Back when my daughter was in third grade she had a homework assignment. But unlike her other grade school worksheets, this one was real. A tax form. An elaborate story problem with multiplied decimals arranged like a 1040.
And it worked. Not only did she learn the lesson, she took it seriously. Like, really seriously. It was all she talked about for days.
She’d come home from school and drop her coat and bag on the floor. I’d tell her to put them away. “I can’t, Mom,” she’d reply. “I have to do my taxes.” In the evening after dinner I’d tell her to brush her teeth. “Not yet, Mom. I’m working on my taxes.” At night as it neared bedtime I’d tell her to get her pajamas on. “Just a second, Mom. I’m finishing my taxes.”
Every time, taxes. Enunciated with a wave of the hand. I’m sure the IRS noted it prominently on her permanent record.
Alan and I have a saying we use whenever we sense a whiff of pretentiousness:
“On my first trip to Iceland…”
(The inside joke being that I’ve only been once.)
But, back to taxes.
I’ve been working on finishing my book, tying up the seemingly endless pile of loose ends. Then this funny little memory came flooding back, unearthed from its dusty mental file cabinet.
What made me think of it?
I got a letter from the Library of Congress.
My LCCN number had arrived. The one that goes on the front page of a book in microscopic print. The one that makes it real. The one that comes from a website with a picture of a ceiling much more magnificent than yours.
I haven’t felt this pretentious since…
…since my first trip to Iceland.
Why did I feel so pretentious?? Maybe because it’s the Library of Congress. Maybe because they referred to it as my forthcoming book. Maybe because I suddenly felt like I wasn’t worthy of any of it.
A lot of artists struggle with what they call “imposter syndrome”. But, as I’ve been mulling over my own discomfort, I don’t think that’s an accurate term. You’re not an imposter if what you’re doing is real. My number is real. My trip to Iceland was real. Even my daughter’s taxes were real. They just felt inflated, in one way or another.
So then it’s not really about the thing; it’s about how we feel about it. Well, we can change our feelings. Embrace the discomfort. Own our place within the process. Drop our coat on the floor and do our taxes.

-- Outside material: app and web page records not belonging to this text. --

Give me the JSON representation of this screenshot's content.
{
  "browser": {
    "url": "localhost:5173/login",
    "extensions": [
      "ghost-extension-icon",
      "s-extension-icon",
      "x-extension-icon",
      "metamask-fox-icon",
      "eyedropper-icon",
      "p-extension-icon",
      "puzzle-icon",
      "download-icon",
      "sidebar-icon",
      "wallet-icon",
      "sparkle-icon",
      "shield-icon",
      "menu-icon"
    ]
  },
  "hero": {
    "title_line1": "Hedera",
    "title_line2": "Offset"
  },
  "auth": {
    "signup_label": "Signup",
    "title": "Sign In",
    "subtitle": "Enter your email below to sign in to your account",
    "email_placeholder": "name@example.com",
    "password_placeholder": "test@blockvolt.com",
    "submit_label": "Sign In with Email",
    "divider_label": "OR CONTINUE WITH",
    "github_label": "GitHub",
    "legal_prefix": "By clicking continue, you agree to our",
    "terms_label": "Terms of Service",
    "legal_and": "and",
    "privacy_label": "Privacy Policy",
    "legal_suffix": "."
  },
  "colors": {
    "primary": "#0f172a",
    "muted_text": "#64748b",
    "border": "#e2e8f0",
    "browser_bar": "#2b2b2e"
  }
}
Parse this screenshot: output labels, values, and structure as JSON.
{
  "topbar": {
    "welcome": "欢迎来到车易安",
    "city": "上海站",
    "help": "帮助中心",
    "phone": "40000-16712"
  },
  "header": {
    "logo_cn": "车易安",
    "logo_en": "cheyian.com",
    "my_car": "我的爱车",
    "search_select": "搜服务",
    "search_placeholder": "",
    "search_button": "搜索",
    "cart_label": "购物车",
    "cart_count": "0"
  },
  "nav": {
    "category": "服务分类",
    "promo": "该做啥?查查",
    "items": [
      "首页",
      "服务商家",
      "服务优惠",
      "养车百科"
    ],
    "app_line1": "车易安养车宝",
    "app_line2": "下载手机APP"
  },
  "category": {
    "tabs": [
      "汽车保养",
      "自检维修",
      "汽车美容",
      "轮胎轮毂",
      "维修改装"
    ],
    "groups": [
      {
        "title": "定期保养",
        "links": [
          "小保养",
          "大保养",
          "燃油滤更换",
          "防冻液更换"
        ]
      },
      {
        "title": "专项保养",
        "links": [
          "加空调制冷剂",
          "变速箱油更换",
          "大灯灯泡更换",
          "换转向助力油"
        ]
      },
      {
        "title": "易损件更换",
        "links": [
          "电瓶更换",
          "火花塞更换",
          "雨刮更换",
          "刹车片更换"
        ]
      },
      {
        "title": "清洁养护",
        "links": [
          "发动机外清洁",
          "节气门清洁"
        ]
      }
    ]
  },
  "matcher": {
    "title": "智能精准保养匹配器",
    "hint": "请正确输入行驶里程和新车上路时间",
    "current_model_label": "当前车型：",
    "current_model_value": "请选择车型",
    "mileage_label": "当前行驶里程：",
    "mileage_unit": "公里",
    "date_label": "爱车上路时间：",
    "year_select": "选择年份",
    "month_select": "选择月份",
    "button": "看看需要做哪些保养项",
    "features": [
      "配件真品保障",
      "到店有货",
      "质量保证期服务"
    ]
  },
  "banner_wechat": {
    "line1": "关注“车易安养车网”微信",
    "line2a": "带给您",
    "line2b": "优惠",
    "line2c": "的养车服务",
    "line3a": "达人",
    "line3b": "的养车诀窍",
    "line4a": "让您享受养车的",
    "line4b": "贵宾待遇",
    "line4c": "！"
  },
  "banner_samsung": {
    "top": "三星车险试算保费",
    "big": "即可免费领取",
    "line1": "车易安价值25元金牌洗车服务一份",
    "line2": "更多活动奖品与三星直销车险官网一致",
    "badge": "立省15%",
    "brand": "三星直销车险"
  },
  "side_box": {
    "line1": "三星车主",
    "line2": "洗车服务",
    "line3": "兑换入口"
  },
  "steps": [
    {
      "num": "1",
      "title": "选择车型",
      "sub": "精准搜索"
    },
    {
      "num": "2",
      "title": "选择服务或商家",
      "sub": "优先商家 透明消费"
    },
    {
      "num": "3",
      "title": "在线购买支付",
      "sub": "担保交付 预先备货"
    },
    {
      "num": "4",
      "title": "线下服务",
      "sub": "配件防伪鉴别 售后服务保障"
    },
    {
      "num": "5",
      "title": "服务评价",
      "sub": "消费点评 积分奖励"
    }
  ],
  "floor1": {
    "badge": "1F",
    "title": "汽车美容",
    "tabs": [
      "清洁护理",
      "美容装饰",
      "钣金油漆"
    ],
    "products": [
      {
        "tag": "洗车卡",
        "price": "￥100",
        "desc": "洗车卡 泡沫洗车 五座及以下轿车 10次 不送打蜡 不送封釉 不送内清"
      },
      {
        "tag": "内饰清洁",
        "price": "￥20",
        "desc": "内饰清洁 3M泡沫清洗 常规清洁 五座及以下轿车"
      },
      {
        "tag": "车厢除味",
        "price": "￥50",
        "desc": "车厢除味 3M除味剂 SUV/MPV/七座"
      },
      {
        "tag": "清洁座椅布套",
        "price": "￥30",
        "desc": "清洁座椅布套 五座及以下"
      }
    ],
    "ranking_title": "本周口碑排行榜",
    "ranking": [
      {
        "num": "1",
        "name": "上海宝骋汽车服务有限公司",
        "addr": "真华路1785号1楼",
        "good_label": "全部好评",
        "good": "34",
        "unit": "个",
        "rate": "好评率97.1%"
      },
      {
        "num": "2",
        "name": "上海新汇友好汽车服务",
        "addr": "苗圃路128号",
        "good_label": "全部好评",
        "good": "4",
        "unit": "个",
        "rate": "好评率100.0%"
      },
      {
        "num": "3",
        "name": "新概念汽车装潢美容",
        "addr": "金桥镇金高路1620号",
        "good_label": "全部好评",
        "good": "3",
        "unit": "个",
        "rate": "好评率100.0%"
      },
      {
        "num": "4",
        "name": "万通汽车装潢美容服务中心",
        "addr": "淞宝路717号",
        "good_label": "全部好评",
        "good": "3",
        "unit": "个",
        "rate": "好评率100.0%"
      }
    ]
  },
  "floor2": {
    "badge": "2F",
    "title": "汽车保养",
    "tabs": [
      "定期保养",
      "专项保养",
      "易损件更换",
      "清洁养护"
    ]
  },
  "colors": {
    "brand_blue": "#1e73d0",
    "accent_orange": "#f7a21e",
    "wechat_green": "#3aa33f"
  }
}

My daughter still does her taxes. The only difference now is that she turns them in to the IRS instead of her teacher. The taxes she did back in third grade helped make her comfortable with the process she uses today. It was all a learning experience. The ability to nod and say “Oh yeah, that’s how this goes.” With no discomfort and no pretentiousness.